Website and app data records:
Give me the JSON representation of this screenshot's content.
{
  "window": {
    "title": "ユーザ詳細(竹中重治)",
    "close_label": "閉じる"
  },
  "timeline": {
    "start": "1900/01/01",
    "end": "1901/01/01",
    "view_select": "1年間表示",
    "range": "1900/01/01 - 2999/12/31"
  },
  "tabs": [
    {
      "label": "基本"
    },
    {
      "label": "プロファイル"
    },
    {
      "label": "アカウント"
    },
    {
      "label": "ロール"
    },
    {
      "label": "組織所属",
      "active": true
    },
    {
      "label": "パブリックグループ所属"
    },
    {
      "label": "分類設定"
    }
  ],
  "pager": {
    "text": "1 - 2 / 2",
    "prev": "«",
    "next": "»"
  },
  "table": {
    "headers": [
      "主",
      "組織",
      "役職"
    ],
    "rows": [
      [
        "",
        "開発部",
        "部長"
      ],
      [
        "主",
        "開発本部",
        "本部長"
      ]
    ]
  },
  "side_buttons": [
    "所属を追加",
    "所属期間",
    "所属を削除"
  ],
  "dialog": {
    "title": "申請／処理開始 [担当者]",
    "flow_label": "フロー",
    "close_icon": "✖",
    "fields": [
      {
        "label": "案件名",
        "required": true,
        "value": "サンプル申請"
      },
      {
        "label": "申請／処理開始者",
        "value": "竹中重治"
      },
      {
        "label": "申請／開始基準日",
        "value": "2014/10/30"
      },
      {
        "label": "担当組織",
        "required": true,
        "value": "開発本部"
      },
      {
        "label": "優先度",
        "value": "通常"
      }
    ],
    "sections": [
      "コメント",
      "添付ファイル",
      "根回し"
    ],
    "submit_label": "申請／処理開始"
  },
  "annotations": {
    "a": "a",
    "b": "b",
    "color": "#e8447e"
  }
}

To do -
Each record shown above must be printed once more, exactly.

Problem solution -
Give me the JSON representation of this screenshot's content.
{
  "window": {
    "title": "ユーザ詳細(竹中重治)",
    "close_label": "閉じる"
  },
  "timeline": {
    "start": "1900/01/01",
    "end": "1901/01/01",
    "view_select": "1年間表示",
    "range": "1900/01/01 - 2999/12/31"
  },
  "tabs": [
    {
      "label": "基本"
    },
    {
      "label": "プロファイル"
    },
    {
      "label": "アカウント"
    },
    {
      "label": "ロール"
    },
    {
      "label": "組織所属",
      "active": true
    },
    {
      "label": "パブリックグループ所属"
    },
    {
      "label": "分類設定"
    }
  ],
  "pager": {
    "text": "1 - 2 / 2",
    "prev": "«",
    "next": "»"
  },
  "table": {
    "headers": [
      "主",
      "組織",
      "役職"
    ],
    "rows": [
      [
        "",
        "開発部",
        "部長"
      ],
      [
        "主",
        "開発本部",
        "本部長"
      ]
    ]
  },
  "side_buttons": [
    "所属を追加",
    "所属期間",
    "所属を削除"
  ],
  "dialog": {
    "title": "申請／処理開始 [担当者]",
    "flow_label": "フロー",
    "close_icon": "✖",
    "fields": [
      {
        "label": "案件名",
        "required": true,
        "value": "サンプル申請"
      },
      {
        "label": "申請／処理開始者",
        "value": "竹中重治"
      },
      {
        "label": "申請／開始基準日",
        "value": "2014/10/30"
      },
      {
        "label": "担当組織",
        "required": true,
        "value": "開発本部"
      },
      {
        "label": "優先度",
        "value": "通常"
      }
    ],
    "sections": [
      "コメント",
      "添付ファイル",
      "根回し"
    ],
    "submit_label": "申請／処理開始"
  },
  "annotations": {
    "a": "a",
    "b": "b",
    "color": "#e8447e"
  }
}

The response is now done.